3. 0. Conclusion
We have discovered that rivalry among political parties has to pertain in order for a state to function. We have to have parliament based on different opinions from administrative members drawn from the electorate. If the President is the leader of the strongest political party in the system, he becomes very powerful. Additionally, we know that the mechanism of functions of the semi-presidential system is not strictly according to constitutional law, as it is based on political circumstances and is younger than the Presidential regime, being a new concept that is formed of a mix of principles of parliamentarism and presidential systems. Semi-presidential systems differ significantly from each other in that they depend on actual political circumstances, while a presidential system works according to which political side is stronger (for example in the United States, where the current President, Barack Obama is a Democrat while all of the administrative members of the congress are from the Republican party: that is why he has not full power in deciding as he would have if all of Congress was comprised of administrative members of the Democratic party).
In both regimes, the president is elected directly (in Semi-presidential regime also indirectly). In a presidential regime, the deciding actor is typically the President, while in the semi-presidential regime, it is usually the Prime Minister (if the assembly is aligned with the President, then the deciding actor is the President). There are positive powers such as legislative acts and negative powers such as rejecting the will of another body in that political system.
In both regimes, checks and balances are used as an important tool for the balancing of power between organs of the state. We have found that newer or older regimes based on the presidential or semi-presidential systems have been arisen from the experiences of society. Where there were no democratic principles, the semi-presidential system has taken hold, and where was a lack of monarchy, the Presidential system has been created on the basis of a hierarchy of institutions. People always emerge from their societal experiences as a whole, and then want to adopt something they have never experienced. Finally, they are seeking to put it together and create a whole picture.
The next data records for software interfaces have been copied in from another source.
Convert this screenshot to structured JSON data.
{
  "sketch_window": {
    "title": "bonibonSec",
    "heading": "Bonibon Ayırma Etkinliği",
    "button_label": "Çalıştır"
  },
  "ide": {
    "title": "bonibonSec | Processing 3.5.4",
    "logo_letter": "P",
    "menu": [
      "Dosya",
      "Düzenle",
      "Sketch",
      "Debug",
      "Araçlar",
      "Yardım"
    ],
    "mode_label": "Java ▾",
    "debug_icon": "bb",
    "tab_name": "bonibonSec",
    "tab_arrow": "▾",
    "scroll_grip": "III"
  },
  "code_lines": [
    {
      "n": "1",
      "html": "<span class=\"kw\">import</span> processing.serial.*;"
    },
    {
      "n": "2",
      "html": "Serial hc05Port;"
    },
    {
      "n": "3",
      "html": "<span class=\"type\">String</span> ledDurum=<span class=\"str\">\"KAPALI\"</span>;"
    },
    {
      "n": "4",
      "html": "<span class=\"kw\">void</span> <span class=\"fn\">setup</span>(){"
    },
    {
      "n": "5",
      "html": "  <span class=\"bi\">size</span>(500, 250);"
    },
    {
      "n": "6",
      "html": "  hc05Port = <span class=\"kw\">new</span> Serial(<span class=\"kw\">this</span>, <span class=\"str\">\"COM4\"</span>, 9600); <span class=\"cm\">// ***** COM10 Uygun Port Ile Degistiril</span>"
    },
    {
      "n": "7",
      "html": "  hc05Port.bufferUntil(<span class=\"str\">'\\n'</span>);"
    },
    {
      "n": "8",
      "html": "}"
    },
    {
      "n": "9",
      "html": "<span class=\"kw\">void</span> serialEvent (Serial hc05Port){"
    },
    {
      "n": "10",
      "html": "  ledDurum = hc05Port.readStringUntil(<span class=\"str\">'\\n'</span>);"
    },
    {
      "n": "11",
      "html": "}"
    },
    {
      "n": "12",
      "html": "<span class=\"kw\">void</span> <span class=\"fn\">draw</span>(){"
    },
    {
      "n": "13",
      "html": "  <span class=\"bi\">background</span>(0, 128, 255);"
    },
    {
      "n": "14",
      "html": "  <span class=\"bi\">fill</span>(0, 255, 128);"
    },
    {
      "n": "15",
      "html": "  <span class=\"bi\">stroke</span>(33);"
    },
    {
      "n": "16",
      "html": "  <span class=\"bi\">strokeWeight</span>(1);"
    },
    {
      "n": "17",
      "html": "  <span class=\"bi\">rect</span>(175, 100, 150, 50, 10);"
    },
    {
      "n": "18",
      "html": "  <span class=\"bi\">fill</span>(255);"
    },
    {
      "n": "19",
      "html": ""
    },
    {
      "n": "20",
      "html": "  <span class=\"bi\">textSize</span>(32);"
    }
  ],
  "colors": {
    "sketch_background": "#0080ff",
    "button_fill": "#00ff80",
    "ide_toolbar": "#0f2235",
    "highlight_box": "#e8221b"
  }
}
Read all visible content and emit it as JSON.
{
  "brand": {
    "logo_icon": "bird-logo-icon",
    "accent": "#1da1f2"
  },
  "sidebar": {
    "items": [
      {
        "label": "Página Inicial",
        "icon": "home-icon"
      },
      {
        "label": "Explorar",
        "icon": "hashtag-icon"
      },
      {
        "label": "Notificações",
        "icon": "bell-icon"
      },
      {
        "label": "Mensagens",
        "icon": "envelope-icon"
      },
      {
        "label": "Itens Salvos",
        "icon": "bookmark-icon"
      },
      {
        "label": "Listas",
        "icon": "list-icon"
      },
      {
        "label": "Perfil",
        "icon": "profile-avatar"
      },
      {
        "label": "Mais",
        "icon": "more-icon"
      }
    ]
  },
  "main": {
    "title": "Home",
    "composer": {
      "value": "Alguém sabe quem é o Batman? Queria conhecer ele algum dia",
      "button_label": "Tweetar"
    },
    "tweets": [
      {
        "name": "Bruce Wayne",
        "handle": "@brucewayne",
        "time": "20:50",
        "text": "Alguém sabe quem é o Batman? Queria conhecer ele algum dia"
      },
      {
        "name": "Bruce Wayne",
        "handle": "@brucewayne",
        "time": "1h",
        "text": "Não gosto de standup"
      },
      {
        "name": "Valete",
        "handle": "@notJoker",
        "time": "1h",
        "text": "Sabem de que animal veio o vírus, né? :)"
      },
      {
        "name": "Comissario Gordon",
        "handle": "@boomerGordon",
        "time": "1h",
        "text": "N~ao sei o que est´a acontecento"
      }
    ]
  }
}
As we see in new Africa states, they are mixed models that maintain stability in leadership and implement democratic ideas as new principles.
4. 0. Bibliography
- Gianluca Passarelli, “The Government in two Semi-Presidential systems: France and Portugal in a comparative perspective” (21st World Congress of Political Science, IPSA – AISP, Santiago, Chile, July 12-16, 2009), 25.
- John M. Carey and Matthew Søberg Shugart, Executive Decree Authority (New York: Cambridge University Press, 1998), 91-117.
- Ladislav Cabada, Michal Kubát, Introduction to Political Science, 2nd edition (Prague: Eurolex Bohemia, 2004), 494.
- Matthew Søberg Shugart, Semi-Presidential Systems / Dual Executive and Mixed Authority Patterns (Graduate School of International Relations and Pacific Studies University of California, San Diego, 2005), 21.
- Šárka Brabcová, “Positive and Negative Aspects of the Selected Forms of Government – Parliamentary Republic vs. Presidential Republic – Comparative Analysis” (Magister diss., Charles University in Prague, 2010), 81.
- Vitalino Canas, ”The semi-presidential system”, Heidelberg Journal of International Law 64 (2004): 121.
5. 0. Apendix
Appendix A: Featured Image: Penn State: Brazil Argentina and world flags ,,http://news.psu.edu/“ (downloaded 21. 06. 2016